What to do:
From the entries provided below, copy each line that contains the word "author".

Information:
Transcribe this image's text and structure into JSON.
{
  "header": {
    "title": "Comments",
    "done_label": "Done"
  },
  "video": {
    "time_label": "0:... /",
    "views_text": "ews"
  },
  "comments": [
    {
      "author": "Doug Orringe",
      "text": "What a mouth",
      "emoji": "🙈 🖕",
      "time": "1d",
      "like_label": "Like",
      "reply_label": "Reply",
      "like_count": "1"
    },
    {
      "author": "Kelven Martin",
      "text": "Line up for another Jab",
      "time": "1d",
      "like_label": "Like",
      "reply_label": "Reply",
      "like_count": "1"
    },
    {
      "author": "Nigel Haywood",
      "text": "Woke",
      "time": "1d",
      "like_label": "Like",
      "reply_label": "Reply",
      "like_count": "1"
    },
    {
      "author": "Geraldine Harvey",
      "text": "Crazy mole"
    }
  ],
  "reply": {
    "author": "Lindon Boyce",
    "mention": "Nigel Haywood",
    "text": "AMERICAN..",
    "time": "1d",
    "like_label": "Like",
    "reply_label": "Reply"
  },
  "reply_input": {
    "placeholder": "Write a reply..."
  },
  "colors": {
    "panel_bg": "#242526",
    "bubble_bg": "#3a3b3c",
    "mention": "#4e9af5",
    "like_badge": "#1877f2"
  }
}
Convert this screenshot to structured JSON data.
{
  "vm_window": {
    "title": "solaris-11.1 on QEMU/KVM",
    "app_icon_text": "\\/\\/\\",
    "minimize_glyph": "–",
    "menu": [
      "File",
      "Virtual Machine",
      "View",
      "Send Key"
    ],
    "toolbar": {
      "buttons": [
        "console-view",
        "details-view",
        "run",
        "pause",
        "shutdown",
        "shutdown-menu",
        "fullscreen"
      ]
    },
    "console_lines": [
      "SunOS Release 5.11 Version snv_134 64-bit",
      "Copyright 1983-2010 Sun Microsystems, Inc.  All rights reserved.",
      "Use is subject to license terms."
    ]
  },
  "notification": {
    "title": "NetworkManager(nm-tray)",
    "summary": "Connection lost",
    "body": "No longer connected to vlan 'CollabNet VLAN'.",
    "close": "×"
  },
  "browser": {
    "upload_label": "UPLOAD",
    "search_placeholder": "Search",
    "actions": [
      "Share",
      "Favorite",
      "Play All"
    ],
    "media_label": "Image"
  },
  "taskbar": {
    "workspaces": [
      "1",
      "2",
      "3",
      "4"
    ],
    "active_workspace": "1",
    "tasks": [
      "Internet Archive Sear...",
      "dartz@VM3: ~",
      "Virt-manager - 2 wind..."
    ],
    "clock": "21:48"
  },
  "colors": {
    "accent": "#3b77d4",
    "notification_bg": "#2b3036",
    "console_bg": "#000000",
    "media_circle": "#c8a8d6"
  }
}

Result of this task:
      "author": "Doug Orringe",
      "author": "Kelven Martin",
      "author": "Nigel Haywood",
      "author": "Geraldine Harvey",
    "author": "Lindon Boyce",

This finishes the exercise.